A lottery is a form of gambling in which numbers are drawn for prizes. People pay a small amount to have the chance to win a large sum of money. It’s common for states and companies to run lotteries. People can also play private lotteries to award gifts or property. Modern lotteries are usually legal, but some have been banned.
The first European lotteries with tickets that offered cash prizes appear in records from 15th-century Burgundy and Flanders, where towns hoped to raise money for town fortifications and the poor. Francis I of France encouraged the practice, and lotteries became widespread in the following decades.
Most lottery players aren’t fools. They know that they’re unlikely to win. But they’re also convinced that the odds aren’t as bad as their opponents say. So they spend a sizable chunk of their disposable income on lottery tickets, often more than the average person can afford to.
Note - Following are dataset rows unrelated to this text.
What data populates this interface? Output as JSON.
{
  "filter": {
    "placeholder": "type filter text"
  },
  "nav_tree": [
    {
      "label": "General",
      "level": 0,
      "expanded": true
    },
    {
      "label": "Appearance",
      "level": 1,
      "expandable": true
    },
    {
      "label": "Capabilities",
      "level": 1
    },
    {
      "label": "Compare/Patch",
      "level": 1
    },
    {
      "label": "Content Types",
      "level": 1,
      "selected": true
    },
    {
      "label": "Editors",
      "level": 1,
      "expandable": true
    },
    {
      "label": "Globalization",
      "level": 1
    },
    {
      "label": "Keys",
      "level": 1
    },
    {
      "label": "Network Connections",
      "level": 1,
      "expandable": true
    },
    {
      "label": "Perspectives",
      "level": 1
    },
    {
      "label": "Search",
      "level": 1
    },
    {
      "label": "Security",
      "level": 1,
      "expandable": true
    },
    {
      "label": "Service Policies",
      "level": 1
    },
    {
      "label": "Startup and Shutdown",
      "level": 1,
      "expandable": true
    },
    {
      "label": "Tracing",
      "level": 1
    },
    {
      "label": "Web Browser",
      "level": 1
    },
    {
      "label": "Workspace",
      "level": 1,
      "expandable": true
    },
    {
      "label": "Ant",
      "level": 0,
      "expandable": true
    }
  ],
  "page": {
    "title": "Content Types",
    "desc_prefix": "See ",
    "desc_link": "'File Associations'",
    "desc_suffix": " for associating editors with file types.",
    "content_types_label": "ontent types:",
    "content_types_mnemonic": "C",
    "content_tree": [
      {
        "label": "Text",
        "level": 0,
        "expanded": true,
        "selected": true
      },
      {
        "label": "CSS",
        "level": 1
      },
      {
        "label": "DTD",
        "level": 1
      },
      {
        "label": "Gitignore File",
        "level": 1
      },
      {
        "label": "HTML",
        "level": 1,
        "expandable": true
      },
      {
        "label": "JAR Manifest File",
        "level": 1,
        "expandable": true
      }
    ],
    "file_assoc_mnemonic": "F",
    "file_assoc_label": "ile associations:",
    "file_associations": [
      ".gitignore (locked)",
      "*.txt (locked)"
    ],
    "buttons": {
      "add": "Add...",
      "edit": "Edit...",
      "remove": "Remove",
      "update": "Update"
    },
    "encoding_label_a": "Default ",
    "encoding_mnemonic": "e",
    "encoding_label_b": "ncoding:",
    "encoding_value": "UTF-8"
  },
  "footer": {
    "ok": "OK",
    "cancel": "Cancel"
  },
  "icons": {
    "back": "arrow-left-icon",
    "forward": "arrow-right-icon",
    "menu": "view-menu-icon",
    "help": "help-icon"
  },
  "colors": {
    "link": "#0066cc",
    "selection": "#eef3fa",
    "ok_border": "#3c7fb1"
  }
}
A recent story in The Hustle explains how Stefan Mandel, a Romanian-Australian economist who’s won the lottery 14 times, has developed a formula that hacks the system. You’re still more likely to be struck by lightning, he says, but “there’s an art to winning the lottery.” He’s right. But there’s another problem with lotteries that these ads don’t mention: They’re regressive. A majority of lottery playing is done by people in the 21st through 60th percentiles of income distribution, who have a couple dollars to spend on discretionary spending and little else that they can count on to advance their lives.